** Information provided follows **

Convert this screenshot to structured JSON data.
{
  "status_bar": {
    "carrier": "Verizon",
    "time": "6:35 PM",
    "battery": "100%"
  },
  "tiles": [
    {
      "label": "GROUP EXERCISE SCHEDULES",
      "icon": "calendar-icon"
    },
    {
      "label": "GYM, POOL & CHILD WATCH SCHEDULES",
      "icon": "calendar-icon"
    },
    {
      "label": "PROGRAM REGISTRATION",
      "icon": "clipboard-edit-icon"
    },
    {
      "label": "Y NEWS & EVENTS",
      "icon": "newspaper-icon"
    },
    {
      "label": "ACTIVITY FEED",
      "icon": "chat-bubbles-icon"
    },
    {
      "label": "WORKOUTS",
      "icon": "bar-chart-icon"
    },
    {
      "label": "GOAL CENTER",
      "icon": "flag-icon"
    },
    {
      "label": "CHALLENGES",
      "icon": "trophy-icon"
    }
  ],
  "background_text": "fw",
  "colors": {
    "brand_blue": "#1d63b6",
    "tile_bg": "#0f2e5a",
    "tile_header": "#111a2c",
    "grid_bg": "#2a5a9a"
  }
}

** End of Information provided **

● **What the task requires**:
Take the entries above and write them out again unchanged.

● **Expected answer**:
Convert this screenshot to structured JSON data.
{
  "status_bar": {
    "carrier": "Verizon",
    "time": "6:35 PM",
    "battery": "100%"
  },
  "tiles": [
    {
      "label": "GROUP EXERCISE SCHEDULES",
      "icon": "calendar-icon"
    },
    {
      "label": "GYM, POOL & CHILD WATCH SCHEDULES",
      "icon": "calendar-icon"
    },
    {
      "label": "PROGRAM REGISTRATION",
      "icon": "clipboard-edit-icon"
    },
    {
      "label": "Y NEWS & EVENTS",
      "icon": "newspaper-icon"
    },
    {
      "label": "ACTIVITY FEED",
      "icon": "chat-bubbles-icon"
    },
    {
      "label": "WORKOUTS",
      "icon": "bar-chart-icon"
    },
    {
      "label": "GOAL CENTER",
      "icon": "flag-icon"
    },
    {
      "label": "CHALLENGES",
      "icon": "trophy-icon"
    }
  ],
  "background_text": "fw",
  "colors": {
    "brand_blue": "#1d63b6",
    "tile_bg": "#0f2e5a",
    "tile_header": "#111a2c",
    "grid_bg": "#2a5a9a"
  }
}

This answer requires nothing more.